What the task requires
Work through the records that follow and return each line containing the word "Administration".

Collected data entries
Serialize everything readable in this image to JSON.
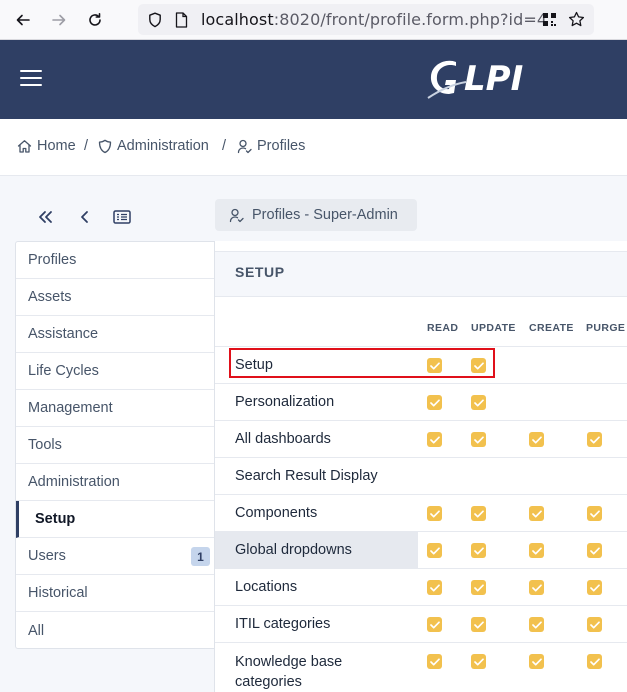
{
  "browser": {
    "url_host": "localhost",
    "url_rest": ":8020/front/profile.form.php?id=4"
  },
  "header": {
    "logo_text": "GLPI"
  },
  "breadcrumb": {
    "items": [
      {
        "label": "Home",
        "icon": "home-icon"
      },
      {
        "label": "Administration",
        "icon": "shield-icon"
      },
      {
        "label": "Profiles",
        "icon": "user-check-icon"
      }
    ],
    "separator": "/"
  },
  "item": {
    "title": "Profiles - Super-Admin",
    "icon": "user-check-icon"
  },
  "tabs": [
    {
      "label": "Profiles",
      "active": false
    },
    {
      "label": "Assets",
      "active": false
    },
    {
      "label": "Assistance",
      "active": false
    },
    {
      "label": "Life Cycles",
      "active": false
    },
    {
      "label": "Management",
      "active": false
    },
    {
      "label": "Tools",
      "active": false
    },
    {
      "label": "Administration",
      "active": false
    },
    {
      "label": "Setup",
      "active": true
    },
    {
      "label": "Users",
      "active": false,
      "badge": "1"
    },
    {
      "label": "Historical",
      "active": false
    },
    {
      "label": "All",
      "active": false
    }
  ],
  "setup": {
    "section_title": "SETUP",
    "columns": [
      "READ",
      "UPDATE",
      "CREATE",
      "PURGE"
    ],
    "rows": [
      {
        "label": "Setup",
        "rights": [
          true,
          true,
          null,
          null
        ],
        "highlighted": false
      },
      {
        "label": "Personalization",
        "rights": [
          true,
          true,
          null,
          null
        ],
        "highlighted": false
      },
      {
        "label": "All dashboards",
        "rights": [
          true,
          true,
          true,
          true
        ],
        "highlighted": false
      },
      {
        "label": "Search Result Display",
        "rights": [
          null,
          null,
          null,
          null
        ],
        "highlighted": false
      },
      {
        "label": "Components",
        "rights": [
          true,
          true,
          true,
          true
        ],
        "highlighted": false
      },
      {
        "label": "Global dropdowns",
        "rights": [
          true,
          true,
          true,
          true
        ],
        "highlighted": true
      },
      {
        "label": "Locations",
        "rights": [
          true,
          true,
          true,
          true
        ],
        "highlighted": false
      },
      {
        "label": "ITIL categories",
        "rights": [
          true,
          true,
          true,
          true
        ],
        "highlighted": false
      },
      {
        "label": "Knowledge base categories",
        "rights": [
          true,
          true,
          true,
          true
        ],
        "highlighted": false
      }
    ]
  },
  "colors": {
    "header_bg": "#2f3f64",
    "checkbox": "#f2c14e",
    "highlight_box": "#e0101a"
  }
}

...

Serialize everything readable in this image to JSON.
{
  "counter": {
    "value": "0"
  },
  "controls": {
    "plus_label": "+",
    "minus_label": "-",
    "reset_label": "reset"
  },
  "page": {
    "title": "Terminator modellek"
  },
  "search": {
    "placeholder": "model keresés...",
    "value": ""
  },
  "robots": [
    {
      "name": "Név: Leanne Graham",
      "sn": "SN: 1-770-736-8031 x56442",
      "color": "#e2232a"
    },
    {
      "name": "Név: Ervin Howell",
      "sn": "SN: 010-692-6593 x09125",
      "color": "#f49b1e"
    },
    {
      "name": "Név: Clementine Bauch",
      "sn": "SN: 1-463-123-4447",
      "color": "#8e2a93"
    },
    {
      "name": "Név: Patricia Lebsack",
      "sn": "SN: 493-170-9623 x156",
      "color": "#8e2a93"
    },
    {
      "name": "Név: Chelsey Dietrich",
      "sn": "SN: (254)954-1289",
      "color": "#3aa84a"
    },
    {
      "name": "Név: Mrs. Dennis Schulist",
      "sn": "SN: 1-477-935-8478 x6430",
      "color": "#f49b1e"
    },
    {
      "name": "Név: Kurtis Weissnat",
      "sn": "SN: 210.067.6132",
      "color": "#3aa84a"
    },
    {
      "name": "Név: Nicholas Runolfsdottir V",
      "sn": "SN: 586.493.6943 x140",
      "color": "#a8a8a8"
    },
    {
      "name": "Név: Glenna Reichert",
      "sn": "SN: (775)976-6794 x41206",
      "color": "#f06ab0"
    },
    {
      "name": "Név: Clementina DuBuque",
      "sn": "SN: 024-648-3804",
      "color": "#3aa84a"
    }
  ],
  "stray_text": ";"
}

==

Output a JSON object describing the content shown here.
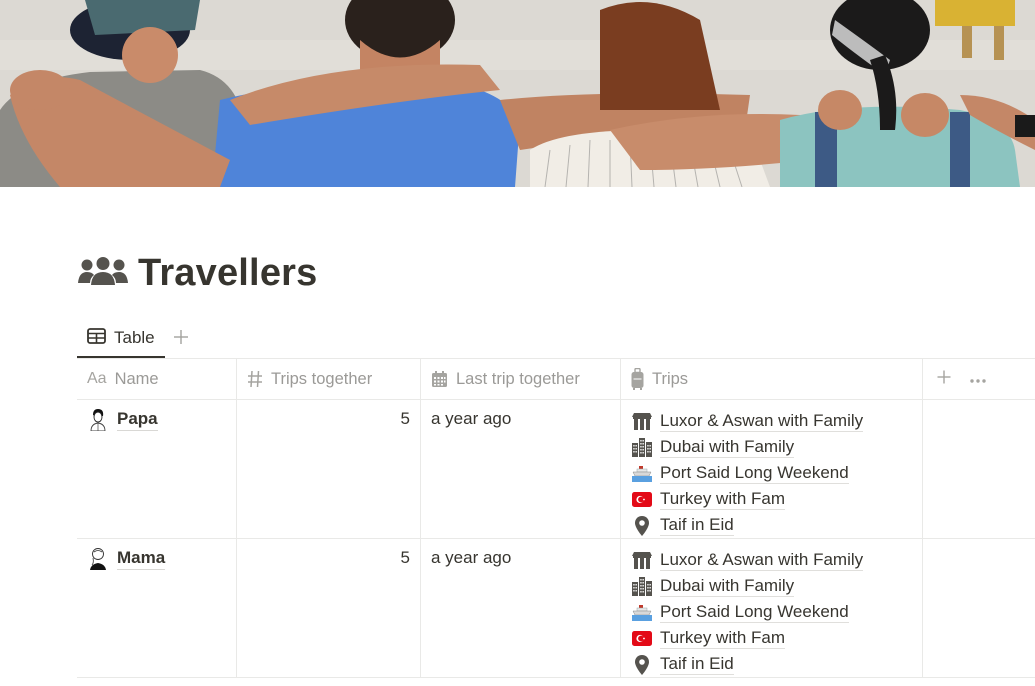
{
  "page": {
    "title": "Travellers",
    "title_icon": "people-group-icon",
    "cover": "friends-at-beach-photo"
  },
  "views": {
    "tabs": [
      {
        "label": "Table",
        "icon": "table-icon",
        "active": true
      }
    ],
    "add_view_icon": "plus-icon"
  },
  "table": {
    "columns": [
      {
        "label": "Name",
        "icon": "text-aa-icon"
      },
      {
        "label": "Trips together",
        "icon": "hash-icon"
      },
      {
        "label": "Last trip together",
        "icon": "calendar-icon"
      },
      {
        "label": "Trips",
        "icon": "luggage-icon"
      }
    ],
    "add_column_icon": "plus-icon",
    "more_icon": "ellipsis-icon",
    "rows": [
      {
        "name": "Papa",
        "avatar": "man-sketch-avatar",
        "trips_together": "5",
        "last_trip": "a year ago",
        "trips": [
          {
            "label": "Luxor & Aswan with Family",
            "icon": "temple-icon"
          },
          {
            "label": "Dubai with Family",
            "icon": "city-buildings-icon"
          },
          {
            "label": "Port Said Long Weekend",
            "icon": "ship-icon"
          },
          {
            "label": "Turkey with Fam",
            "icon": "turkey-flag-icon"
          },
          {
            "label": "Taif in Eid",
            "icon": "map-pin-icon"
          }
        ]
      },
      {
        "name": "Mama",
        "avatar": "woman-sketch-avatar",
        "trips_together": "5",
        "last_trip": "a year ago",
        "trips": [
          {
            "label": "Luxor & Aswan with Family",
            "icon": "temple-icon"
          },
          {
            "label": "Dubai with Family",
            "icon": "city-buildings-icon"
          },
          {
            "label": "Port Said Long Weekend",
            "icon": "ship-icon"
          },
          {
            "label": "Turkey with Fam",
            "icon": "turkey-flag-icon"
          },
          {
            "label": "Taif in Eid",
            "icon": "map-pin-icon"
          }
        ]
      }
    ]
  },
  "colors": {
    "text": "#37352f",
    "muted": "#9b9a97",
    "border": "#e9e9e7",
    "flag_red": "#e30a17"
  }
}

Response box
        "label": "Administration",
      "label": "Administration",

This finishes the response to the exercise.